■ What you need to do
Copy out each line of the data that includes the string "SignCard".

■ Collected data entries
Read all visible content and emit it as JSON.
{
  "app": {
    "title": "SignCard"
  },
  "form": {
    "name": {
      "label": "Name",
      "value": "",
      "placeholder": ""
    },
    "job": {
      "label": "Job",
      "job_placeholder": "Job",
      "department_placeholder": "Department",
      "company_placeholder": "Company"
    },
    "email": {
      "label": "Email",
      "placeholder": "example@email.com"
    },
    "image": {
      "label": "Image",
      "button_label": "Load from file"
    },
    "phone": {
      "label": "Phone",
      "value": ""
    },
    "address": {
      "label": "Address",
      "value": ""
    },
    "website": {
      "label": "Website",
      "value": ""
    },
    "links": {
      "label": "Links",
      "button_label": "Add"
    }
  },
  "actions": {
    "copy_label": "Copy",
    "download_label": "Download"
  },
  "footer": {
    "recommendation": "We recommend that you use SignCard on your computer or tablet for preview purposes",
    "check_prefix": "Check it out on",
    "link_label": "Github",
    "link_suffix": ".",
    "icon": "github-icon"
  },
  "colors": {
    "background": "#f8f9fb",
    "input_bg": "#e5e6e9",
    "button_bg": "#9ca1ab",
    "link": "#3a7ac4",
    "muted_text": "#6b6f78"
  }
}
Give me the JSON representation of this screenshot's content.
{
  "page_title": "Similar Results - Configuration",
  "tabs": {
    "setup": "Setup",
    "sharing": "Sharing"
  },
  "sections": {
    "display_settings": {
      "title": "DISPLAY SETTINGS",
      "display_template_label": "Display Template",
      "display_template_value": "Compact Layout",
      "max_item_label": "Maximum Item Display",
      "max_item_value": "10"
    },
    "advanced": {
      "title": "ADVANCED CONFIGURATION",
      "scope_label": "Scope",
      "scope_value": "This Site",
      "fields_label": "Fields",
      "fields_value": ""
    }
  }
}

■ Written answer
    "title": "SignCard"
    "recommendation": "We recommend that you use SignCard on your computer or tablet for preview purposes",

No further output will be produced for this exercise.